Gagnon: Yellen vs. the BIS: Whose Thesis Makes Better Sense?

Comment in the International Economy, Summer Issue [pdf]

September 1, 2014

Janet Yellen is right to resist diverting monetary policy from its primary objective of stabilizing economic activity and inflation.

Everyone agrees that it is essential to fix the flaws in financial regulation and supervision that allowed a dangerous bubble to form, and central banks are uniquely placed to help in this regard. Governments need the right tools to do the job, including the ability to place limits on leverage and to raise capital standards.

Setting monetary policy on any basis other than the stabilization of employment and inflation is more likely to harm financial stability than to help.

Where there is disagreement is over the role of monetary policy in enhancing financial stability. Even if it were clear that loose monetary policy feeds asset bubbles (and my colleague Adam Posen has argued convincingly that it is not), it does not follow that tighter monetary policy is necessarily the right response to a bubble. The damage caused by a bursting bubble arises from the deadweight costs of bankruptcy and the panic engendered by the fear that a counterparty may go bankrupt. The solution is to reduce debt and increase equity throughout the economy and to ensure that systemically important financial institutions are well capitalized.

During the housing bubble, restrictions on leverage needed to be tightened dramatically. But limits on private borrowing would have reduced spending. To prevent the economy from falling into recession, the Fed would have needed to lower interest rates, not raise them, in order to encourage firms and households with healthy balance sheets to spend more.

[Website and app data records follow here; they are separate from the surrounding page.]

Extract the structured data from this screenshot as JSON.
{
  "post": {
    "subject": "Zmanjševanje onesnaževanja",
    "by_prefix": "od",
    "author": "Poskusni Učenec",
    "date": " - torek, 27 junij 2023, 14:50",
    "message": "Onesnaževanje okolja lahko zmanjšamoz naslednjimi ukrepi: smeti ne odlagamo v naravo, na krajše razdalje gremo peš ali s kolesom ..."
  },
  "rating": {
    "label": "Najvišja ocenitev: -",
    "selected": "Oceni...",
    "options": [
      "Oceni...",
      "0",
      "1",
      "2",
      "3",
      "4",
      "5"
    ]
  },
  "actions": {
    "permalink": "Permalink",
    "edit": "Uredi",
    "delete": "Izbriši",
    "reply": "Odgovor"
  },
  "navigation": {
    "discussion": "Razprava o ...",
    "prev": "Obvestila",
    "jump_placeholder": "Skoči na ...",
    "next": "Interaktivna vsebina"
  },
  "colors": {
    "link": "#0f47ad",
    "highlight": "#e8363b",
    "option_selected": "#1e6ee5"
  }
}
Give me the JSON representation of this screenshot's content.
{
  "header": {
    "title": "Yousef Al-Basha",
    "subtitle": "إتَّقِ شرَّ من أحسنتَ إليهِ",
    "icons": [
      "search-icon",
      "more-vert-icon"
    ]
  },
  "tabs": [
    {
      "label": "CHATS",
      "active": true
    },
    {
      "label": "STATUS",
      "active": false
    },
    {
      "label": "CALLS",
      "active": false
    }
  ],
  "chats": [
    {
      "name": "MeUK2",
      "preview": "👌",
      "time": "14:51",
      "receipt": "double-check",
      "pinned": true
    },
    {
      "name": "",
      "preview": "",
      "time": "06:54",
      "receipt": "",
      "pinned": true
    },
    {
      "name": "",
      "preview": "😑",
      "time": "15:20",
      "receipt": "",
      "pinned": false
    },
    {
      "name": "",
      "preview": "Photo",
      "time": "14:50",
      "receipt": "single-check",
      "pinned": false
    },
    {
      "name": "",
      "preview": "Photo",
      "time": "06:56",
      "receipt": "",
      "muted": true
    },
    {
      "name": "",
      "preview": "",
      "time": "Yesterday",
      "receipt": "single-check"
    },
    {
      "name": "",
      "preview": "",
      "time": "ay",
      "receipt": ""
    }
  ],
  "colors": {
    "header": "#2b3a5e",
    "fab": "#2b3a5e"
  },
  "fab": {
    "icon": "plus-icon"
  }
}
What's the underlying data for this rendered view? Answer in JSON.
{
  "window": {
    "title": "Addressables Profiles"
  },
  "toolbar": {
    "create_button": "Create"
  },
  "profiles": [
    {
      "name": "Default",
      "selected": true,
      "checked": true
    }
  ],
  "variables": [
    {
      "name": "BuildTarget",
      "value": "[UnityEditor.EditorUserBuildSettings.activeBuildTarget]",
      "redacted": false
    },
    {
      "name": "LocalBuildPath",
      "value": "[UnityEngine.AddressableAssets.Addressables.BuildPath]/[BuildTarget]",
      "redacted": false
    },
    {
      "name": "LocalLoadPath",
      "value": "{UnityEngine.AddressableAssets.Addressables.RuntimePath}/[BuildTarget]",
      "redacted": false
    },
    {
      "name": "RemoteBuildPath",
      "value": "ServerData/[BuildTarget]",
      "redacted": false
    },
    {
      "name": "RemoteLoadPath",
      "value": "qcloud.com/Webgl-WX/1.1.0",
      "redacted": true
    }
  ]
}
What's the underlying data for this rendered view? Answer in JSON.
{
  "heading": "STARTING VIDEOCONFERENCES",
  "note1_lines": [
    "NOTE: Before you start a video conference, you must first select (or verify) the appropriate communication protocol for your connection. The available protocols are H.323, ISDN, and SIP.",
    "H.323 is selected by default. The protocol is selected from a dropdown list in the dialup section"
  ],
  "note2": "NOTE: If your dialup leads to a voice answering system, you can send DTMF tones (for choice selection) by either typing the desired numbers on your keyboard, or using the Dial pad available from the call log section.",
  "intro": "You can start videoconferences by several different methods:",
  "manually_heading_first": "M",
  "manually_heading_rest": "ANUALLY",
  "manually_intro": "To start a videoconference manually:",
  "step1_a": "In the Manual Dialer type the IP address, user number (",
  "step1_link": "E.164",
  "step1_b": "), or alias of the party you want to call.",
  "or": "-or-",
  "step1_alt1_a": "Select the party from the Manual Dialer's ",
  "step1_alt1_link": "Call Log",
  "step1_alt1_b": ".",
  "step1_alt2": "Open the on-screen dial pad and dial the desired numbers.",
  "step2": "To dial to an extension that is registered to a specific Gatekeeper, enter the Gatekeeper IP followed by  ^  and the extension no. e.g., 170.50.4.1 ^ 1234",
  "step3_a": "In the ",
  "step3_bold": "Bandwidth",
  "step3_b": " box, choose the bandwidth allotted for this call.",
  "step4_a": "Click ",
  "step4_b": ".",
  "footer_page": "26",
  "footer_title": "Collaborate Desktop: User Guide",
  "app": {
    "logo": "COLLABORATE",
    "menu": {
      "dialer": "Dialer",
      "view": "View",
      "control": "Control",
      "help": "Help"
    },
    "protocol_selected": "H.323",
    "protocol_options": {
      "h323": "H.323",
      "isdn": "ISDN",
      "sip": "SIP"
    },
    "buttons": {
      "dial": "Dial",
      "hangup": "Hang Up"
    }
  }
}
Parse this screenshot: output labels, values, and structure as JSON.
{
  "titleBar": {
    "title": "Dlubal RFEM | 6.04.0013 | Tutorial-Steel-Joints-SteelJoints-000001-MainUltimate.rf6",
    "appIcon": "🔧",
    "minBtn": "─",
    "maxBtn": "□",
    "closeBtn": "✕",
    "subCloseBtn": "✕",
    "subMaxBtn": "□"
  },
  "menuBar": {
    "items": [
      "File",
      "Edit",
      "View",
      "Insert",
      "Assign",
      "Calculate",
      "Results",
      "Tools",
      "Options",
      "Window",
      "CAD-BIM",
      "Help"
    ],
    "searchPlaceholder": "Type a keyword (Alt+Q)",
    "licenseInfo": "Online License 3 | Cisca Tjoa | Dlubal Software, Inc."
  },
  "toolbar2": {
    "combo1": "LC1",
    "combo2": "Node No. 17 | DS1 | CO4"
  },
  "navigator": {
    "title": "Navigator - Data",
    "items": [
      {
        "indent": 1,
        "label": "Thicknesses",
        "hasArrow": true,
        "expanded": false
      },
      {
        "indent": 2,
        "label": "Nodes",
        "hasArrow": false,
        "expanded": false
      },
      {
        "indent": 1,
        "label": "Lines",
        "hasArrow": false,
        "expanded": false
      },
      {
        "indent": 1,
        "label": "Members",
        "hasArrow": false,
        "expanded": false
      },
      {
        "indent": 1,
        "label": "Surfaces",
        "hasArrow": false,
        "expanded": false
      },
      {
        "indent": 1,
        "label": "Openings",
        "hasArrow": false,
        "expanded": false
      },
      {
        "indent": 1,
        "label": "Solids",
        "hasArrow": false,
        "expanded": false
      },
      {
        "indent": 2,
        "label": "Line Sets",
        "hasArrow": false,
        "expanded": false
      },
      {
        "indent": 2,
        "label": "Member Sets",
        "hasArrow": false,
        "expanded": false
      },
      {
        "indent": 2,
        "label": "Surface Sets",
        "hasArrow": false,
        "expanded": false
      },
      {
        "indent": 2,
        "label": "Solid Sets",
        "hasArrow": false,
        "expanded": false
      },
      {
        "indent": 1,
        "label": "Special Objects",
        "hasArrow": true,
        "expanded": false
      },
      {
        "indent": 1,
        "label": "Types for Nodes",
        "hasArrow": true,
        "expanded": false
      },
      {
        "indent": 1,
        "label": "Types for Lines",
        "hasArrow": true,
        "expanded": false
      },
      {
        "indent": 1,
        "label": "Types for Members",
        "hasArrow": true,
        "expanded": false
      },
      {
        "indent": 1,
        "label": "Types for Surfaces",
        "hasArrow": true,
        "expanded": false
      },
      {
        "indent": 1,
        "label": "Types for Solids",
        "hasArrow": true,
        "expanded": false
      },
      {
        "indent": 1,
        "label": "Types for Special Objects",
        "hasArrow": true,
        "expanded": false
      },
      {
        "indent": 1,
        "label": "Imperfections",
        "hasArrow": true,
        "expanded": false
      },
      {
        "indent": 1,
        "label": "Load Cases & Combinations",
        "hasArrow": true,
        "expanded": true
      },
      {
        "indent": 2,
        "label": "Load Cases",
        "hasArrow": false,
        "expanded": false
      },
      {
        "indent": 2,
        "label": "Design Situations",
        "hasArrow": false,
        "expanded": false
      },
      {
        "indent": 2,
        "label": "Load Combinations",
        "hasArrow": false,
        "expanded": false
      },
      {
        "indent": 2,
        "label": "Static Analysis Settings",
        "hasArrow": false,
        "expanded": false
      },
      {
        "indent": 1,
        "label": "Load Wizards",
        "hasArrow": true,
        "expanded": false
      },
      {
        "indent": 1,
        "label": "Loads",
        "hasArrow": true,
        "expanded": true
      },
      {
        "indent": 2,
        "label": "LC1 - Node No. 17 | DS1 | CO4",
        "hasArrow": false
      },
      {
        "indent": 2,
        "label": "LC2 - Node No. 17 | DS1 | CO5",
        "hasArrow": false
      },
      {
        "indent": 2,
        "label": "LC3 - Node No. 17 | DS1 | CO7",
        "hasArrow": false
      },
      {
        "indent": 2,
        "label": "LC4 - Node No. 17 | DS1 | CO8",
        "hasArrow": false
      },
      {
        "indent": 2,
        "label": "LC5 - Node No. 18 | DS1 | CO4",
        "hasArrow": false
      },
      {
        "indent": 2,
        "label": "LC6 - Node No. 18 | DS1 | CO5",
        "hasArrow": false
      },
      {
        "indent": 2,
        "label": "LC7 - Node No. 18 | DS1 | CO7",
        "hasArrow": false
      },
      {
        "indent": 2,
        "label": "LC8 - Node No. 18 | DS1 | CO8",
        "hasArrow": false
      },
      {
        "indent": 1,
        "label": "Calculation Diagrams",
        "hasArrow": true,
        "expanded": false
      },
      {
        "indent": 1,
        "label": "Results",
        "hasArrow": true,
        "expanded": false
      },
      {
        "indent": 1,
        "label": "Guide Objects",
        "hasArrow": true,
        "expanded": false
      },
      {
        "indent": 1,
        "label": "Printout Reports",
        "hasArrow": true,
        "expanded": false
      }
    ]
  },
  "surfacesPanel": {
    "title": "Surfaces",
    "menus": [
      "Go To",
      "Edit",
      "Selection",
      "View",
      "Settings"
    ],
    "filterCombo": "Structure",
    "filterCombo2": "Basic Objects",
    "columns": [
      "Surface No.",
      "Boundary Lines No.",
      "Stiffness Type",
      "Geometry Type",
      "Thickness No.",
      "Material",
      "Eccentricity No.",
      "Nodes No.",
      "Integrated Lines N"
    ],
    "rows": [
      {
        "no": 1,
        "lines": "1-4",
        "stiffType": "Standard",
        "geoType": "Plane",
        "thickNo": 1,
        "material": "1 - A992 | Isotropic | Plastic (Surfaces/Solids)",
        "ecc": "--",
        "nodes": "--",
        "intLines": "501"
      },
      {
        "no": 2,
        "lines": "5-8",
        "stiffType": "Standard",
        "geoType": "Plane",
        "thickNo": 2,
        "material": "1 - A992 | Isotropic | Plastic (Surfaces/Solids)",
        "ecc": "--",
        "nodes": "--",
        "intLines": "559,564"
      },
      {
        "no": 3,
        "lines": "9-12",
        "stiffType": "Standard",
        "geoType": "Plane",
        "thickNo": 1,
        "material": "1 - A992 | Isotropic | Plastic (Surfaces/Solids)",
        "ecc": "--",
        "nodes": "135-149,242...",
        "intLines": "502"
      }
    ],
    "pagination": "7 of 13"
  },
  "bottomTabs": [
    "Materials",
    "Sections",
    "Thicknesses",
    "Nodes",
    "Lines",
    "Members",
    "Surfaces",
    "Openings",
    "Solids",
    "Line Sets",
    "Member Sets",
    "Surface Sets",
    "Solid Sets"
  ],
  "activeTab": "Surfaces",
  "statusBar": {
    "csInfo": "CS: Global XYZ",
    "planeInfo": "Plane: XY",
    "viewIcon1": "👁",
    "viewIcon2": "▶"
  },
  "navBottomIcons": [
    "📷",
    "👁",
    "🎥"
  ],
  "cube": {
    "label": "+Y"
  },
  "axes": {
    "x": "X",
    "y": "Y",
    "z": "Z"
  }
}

BIS economists point to historically low interest rates as a sign that policy is dangerously loose. However, there are many reasons why returns on safe instruments should be low or even negative now in real terms. These include deleveraging and heightened risk aversion after the financial crisis, slower growth of working-age populations, continued large capital inflows into advanced economies from governments in emerging markets, and possibly a slower rate of technological progress. (Larry Summers has been making similar points.) When the equilibrium required return on assets is at a historical low, then asset prices of necessity will be historically high. This does not imply that we are experiencing a risky bubble.

Sweden recently provided a clear test of the dangers of diverting monetary policy from its primary function to fight a perceived bubble. Despite inflation below target and no signs of an overheating economy, the Swedish Riksbank raised its policy rate in 2010–11 out of concern that the debt burden of Swedish households was too high. But the Riksbank was forced to reverse its actions to prevent outright deflation, recently returning its policy rate to essentially zero. Lars Svensson has pointed out that the Riksbank raised the real burden of household debt by undershooting its inflation target, so that its policy tightening may have been counterproductive even in terms of its original financial-stability motivation.

Bottom line, there is no tradeoff between macroeconomic stability and financial stability. Setting monetary policy on any basis other than the stabilization of employment and inflation is more likely to harm financial stability than to help.